Over the last quarter century, much of the focus of federal regulatory policy in the areas of health, safety, and the environment has been gradually redirected away from protecting Americans against various harms and toward protecting corporate interests from the plain meaning of protective statutes. This book, edited by Christopher Schroeder and Rena Steinzor, delivers precisely what its title promises, a re-imagining of federal policy in these areas, with particular focus on the regulatory process. It identifies the failings of the current approach to regulation and proposes innovative, straightforward, and practical solutions for the 21st Century. The 2004 book was a seminal collaboration among the Member Scholars of the Center for Progressive Reform (then called the Center for Progressive Regulation).
The authors embrace an agenda built on three principles:
First, activities that harm people and the environment – even those routine to our way of life and economy – should be made as safe and clean as possible, certainly to the extent that they do not cause illness or death.

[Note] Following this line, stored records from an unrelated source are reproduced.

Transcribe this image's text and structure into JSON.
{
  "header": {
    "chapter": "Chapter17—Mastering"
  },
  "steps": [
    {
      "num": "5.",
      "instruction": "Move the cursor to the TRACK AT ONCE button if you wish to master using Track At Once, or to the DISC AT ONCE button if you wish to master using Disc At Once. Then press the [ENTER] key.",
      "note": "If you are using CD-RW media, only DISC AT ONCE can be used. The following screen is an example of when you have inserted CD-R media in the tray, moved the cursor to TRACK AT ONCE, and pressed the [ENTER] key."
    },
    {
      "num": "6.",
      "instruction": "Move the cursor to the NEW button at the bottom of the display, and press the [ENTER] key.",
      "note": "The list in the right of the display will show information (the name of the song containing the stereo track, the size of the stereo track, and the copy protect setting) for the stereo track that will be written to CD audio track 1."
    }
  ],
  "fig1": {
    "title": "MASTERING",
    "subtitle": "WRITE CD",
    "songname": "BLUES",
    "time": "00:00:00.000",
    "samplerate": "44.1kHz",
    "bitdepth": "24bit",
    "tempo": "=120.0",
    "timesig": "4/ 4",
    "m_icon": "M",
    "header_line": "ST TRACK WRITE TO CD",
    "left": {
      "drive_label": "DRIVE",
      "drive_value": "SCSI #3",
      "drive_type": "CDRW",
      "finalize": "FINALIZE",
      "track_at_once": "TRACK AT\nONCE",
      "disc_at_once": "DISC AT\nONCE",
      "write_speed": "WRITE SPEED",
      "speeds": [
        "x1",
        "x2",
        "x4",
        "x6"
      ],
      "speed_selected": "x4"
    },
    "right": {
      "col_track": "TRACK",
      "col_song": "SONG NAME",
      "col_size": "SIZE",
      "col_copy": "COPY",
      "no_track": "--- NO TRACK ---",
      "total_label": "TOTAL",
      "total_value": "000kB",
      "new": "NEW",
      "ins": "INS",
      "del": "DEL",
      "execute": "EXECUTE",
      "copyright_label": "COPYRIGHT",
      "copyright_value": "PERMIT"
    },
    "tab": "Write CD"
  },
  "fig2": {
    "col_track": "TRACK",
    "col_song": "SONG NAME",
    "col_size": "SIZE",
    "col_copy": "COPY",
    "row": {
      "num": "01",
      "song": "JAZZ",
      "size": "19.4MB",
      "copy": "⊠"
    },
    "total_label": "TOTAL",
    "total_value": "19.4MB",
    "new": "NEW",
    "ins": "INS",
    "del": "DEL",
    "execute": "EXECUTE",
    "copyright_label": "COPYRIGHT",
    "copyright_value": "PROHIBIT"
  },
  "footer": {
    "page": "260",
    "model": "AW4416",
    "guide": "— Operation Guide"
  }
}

Second, optimism and confidence are necessary with respect to the technology and human ingenuity required to reduce risks to satisfactory levels, up to and including the belief that entirely new technologies can be developed to accomplish old functions at an affordable price.
Third, government at the national, state, and local levels has a crucial role to play in preserving collective values and protecting the public interest via lawmaking and enforcement.
The book is available on Amazon.